I tried to watch this series, but didn’t really believe the competitors could ever beat the gladiators, so it held no allure for me. But I was alone, since this show became the inspiration for many 21st century competitions that are ratings gold.

memories of the ’70s – Wheel of Fortune

A simple spinning wheel and contestants trying to figure out a word or phrase to win became a favourite tv show of all ages – Wheel of Fortune.

Created by Merv Griffin, this game show was based on the principles of the game Hangman, with contestants spinning a wheel to win the opportunity to solve the puzzle.

Working with his staff, Griffin tested the show several times to fine tune the game, switching the wheel from being displayed vertically to being placed horizontally in front of the players.

Three contestants would compete, and when the show debuted as a daytime program on NBC in January 1975, it was hosted by Chuck Woolery with his lovely colleague Susan Stafford on hand to turn the letters.

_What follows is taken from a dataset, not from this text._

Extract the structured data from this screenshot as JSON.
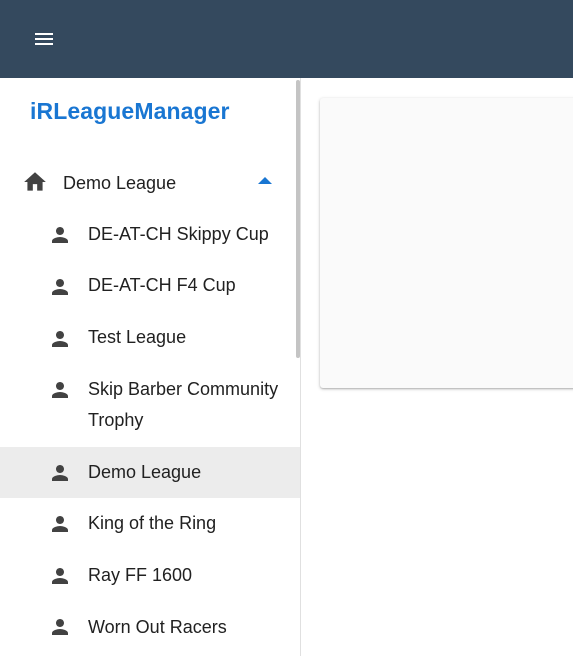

In the 1970s, winning participants would use their loot to choose from a room filled with prizes each worth a certain amount, and would often be left with an amount that would gain them the large ceramic dog.

Between 10:30am and noon, North American viewers would get their half hour fix of Wheel of Fortune. By 1980, NBC moved the show from daytime to primetime, compensating for the change in their evening schedule of reducing The David Letterman Show from 90 minutes to 60 minutes.

I loved watching Wheel of Fortune – I would get excited when they would guess the consonants and would always encourage them to choose a vowel. And when the winner would go through the prize room, I always encouraged them to choose other options.

Thanks to syndication and a change of hosts in the 1980s, this game show is now the longest running syndicated game show in America – and still have devoted fans who are excited every time a contestant spins the wheel.